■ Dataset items
Content starts
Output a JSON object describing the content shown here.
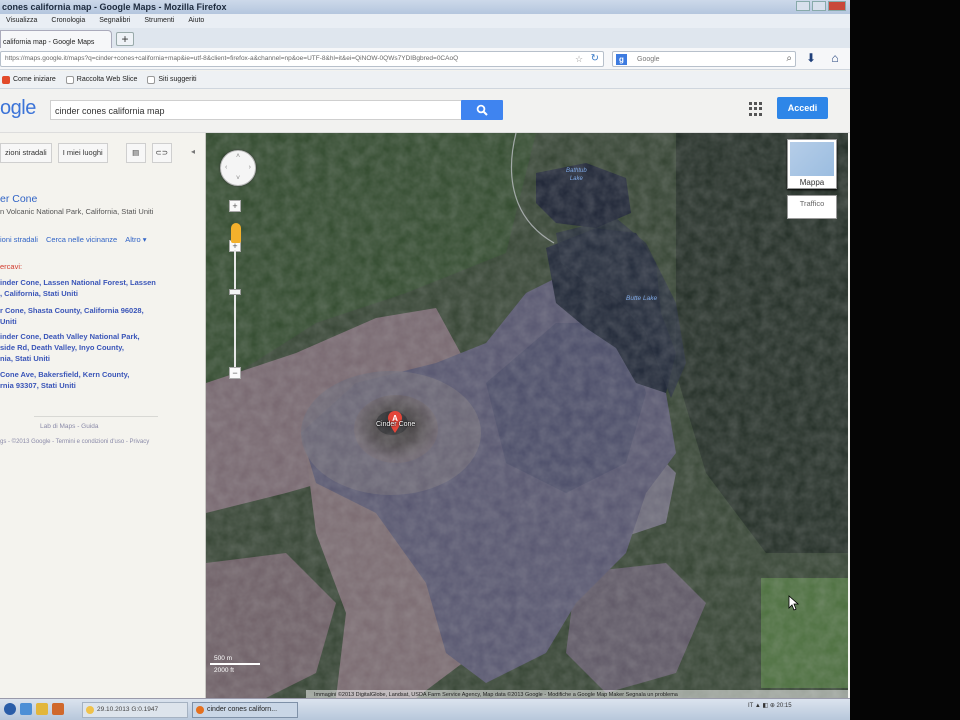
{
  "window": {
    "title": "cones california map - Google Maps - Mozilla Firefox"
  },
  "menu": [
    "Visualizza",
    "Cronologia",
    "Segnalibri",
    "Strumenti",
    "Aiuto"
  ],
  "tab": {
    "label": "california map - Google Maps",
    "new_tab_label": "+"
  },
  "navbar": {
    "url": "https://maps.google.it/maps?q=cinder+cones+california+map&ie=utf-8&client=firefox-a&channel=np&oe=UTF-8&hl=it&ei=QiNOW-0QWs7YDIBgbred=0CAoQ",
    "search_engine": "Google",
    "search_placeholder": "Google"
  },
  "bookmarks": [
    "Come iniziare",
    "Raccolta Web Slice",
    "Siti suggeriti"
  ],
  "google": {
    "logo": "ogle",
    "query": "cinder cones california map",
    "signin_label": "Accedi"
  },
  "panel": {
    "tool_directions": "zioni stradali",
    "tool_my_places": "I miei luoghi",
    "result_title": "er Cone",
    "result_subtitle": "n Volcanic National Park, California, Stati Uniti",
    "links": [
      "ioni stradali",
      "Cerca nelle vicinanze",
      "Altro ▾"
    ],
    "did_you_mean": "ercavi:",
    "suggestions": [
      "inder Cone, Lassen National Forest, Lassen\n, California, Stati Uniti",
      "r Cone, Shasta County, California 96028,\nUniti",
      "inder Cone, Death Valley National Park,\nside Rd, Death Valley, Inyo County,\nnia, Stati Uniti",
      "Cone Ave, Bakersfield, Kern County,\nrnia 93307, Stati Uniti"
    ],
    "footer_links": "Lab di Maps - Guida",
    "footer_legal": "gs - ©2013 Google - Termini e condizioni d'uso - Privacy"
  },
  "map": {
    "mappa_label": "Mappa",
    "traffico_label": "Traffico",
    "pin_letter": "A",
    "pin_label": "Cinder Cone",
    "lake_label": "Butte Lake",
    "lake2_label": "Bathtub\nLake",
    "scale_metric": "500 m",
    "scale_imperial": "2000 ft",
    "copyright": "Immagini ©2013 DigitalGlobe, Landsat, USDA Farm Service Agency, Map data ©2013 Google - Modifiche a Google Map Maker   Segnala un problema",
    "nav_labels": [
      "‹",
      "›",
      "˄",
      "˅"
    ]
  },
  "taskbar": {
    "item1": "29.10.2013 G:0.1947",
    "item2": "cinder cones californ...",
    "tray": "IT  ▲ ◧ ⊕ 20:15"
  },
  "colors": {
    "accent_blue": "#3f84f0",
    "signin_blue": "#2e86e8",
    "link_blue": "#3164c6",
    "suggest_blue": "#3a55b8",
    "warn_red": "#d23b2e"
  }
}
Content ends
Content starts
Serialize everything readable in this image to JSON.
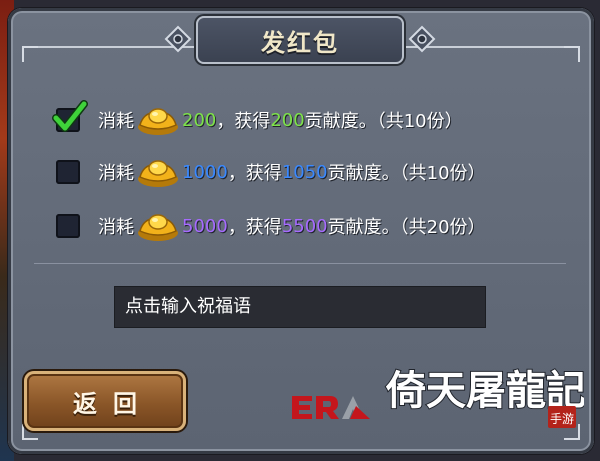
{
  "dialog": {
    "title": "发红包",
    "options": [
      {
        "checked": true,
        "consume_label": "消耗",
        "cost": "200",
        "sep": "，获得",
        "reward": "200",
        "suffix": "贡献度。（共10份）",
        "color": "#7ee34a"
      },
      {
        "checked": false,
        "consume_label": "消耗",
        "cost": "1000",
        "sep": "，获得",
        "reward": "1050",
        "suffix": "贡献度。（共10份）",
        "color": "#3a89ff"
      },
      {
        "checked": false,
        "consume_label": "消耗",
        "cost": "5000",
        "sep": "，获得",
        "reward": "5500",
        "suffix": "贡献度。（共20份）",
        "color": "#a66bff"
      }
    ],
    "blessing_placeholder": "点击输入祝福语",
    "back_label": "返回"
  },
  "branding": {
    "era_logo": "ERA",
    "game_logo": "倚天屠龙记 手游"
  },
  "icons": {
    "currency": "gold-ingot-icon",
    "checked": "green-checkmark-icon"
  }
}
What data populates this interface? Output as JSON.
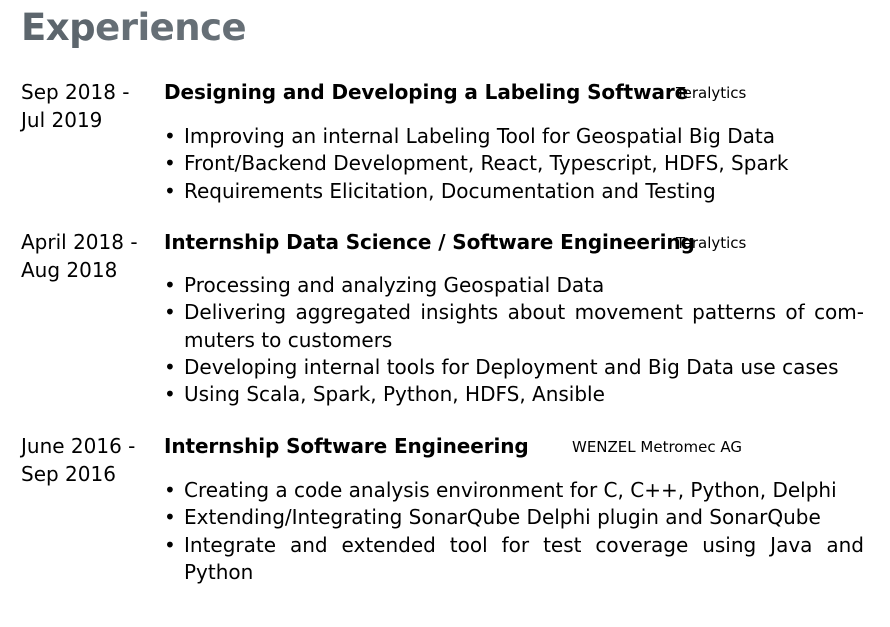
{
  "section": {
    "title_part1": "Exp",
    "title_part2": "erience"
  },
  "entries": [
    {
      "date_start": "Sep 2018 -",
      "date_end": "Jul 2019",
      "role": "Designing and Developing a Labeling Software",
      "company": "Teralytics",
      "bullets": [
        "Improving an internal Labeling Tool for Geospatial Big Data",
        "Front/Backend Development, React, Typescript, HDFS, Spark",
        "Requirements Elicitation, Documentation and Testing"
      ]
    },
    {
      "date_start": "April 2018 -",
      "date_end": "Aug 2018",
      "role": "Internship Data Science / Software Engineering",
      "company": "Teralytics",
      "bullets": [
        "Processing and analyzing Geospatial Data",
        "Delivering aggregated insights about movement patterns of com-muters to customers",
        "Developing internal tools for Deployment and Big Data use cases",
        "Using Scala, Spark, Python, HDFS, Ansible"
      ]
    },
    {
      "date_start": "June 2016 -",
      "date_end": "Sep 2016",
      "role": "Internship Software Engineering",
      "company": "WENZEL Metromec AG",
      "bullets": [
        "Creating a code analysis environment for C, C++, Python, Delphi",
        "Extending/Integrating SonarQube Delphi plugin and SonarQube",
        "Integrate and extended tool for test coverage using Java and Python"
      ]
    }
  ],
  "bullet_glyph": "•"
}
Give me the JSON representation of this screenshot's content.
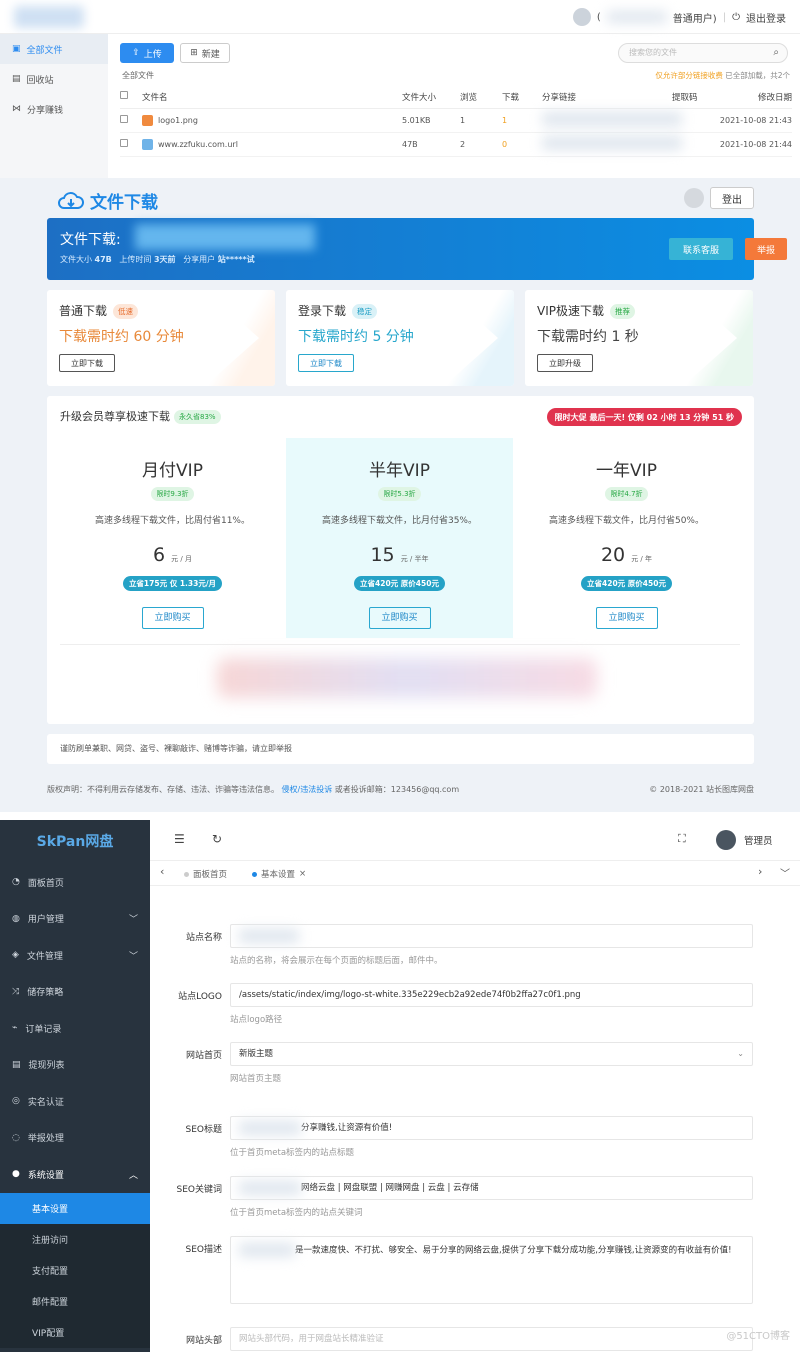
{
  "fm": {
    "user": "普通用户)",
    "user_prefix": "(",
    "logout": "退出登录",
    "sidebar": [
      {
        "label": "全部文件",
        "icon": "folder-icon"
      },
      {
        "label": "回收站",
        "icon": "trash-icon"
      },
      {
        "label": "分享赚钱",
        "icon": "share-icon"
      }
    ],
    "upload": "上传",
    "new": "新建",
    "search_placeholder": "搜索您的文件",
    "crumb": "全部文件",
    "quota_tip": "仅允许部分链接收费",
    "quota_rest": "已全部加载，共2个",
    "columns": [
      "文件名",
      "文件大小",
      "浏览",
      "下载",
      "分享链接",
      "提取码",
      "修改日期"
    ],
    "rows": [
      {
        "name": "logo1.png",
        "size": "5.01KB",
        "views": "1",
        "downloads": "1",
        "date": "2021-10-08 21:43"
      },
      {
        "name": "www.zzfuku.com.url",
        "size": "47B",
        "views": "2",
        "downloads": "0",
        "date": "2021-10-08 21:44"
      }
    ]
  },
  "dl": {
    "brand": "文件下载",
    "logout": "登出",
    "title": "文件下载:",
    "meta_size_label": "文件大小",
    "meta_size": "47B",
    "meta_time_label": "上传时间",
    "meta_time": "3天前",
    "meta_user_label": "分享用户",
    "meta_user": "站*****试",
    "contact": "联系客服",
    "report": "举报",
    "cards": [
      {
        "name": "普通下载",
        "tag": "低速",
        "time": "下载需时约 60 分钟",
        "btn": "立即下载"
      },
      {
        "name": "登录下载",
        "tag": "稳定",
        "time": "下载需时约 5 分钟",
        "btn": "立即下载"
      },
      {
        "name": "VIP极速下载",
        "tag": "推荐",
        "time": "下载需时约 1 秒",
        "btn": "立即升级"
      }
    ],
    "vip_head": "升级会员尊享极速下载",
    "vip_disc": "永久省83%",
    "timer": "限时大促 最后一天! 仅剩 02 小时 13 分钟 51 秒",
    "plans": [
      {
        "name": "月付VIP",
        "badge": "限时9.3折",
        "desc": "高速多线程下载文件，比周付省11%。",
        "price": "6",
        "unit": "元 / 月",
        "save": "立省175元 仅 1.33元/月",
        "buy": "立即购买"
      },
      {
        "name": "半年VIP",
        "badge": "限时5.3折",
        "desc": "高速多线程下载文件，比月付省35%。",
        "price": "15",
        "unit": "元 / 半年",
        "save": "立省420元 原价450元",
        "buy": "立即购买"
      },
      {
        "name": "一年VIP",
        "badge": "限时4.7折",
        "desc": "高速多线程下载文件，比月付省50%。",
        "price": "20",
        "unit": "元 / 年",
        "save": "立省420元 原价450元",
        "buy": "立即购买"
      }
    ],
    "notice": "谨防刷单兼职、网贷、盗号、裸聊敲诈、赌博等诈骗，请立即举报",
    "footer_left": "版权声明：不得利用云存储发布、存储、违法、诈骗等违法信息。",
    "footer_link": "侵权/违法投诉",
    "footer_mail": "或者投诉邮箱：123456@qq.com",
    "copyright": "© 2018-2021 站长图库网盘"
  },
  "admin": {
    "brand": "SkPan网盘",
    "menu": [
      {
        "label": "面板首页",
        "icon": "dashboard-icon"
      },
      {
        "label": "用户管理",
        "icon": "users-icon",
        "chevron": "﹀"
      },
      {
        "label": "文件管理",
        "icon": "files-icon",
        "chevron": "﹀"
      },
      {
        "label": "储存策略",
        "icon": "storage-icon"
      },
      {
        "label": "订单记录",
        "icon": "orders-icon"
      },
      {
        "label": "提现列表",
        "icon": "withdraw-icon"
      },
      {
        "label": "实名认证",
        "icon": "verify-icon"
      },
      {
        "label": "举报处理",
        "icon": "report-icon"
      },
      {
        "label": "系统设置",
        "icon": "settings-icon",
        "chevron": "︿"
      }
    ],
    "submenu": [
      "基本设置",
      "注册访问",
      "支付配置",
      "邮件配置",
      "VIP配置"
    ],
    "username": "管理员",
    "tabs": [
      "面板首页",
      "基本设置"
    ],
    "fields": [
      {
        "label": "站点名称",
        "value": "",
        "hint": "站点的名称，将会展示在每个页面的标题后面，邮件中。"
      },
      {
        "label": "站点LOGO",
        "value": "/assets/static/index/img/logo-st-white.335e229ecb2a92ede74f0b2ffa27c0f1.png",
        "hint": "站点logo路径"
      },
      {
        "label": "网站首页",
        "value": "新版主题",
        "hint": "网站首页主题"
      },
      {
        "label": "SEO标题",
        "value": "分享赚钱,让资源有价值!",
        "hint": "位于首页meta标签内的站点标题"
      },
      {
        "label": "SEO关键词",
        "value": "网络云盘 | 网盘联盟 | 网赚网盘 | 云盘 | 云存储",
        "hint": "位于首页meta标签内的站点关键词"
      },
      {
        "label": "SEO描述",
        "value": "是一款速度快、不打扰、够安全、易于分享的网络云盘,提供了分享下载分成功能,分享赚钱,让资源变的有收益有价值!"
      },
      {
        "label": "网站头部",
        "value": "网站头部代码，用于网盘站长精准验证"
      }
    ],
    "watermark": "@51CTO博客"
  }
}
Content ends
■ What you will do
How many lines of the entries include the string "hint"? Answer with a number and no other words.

■ Answer to this task
5